But chances are that you are not average. (See, your mama was right: you ARE special!)
The 4.5 month statistic is not irrelevant, but it is important to realize that it is an average. It reflects a big clump of everything…from condos to cape cods to “castles.” The statistics throw everything into one pot— 1 bedroom homes, 6 bedroom homes, neighborhoods as different as Norwood and Kenwood, Mt. Adams and Mt. Healthy, Madisonville and Maineville. And everything around them and in between.

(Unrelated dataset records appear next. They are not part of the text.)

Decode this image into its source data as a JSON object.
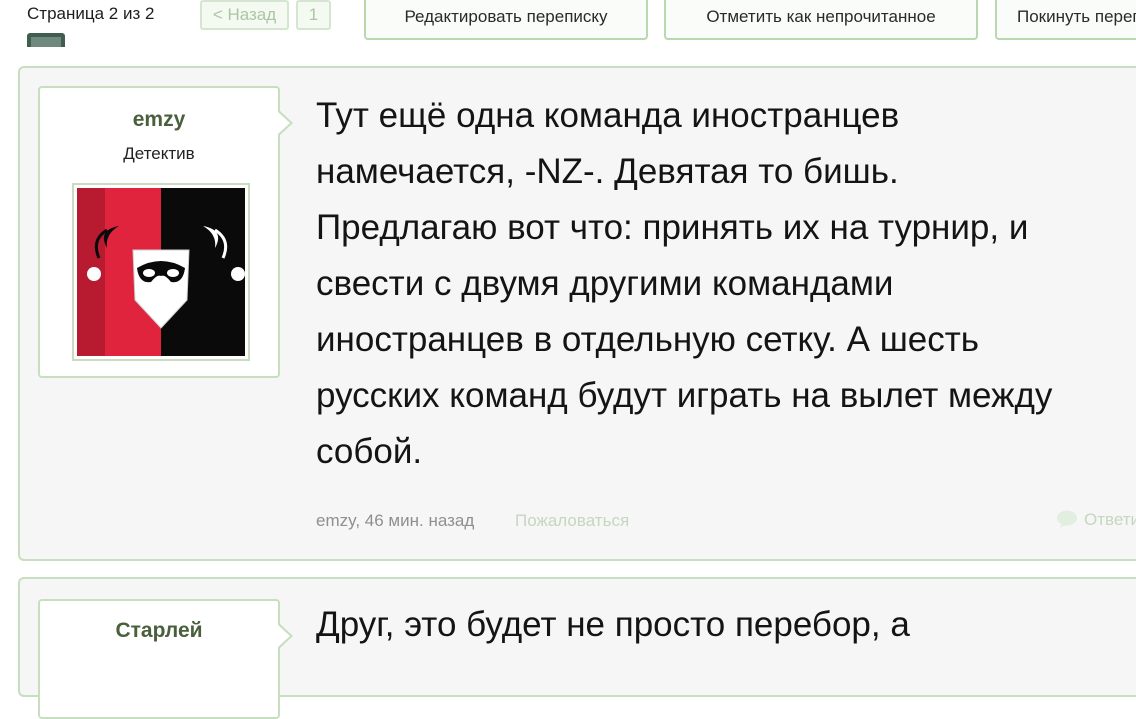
{
  "pager": {
    "label": "Страница 2 из 2",
    "prev": "< Назад",
    "page": "1"
  },
  "toolbar": {
    "edit": "Редактировать переписку",
    "unread": "Отметить как непрочитанное",
    "leave": "Покинуть переписку"
  },
  "posts": [
    {
      "username": "emzy",
      "usertitle": "Детектив",
      "text": "Тут ещё одна команда иностранцев\nнамечается, -NZ-. Девятая то бишь.\nПредлагаю вот что: принять их на турнир, и\nсвести с двумя другими командами\nиностранцев в отдельную сетку. А шесть\nрусских команд будут играть на вылет между\nсобой.",
      "meta": "emzy, 46 мин. назад",
      "report": "Пожаловаться",
      "reply": "Ответить",
      "avatar_icon": "harlequin-mask-icon"
    },
    {
      "username": "Старлей",
      "text": "Друг, это будет не просто перебор, а"
    }
  ],
  "colors": {
    "accent": "#4a5f3c",
    "border": "#c7dfbf",
    "avatar_red": "#e0243d",
    "avatar_black": "#0a0a0a"
  }
}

ON AVERAGE, the Cincinnati market shows just a 4.5 month supply of homes for sale. But what about your neighborhood? And what about homes like yours? You may be far from average. Just this week I analyzed market data for two sellers, and found them to be in widely divergent situations. For one home, there was a TWO YEAR supply of like, nearby homes for sale.(Ugh!) For the other house, there was less than a one month supply.(OMG!) These two houses are not that far from one another. But their real estate scenarios are worlds apart. If either of these owners thought they were “average,” they could be making serious mistakes about the marketing and pricing of their homes.
The headlines about the current real estate climate are captivating. In broad brush strokes, the headlines tell an engaging story about the wider trends in real estate. But the data upon which the headlines are based are almost always averages. And chances are you’re not average. The headlines shout, the market info specific to your situation whispers. Are you competing with a 2 year supply of other homes for sale? Or a one month supply? You need to know. That’s why I love mucking around in the data…because these numbers really matter to you, and I want to know that we’re paying attention to the right whispers.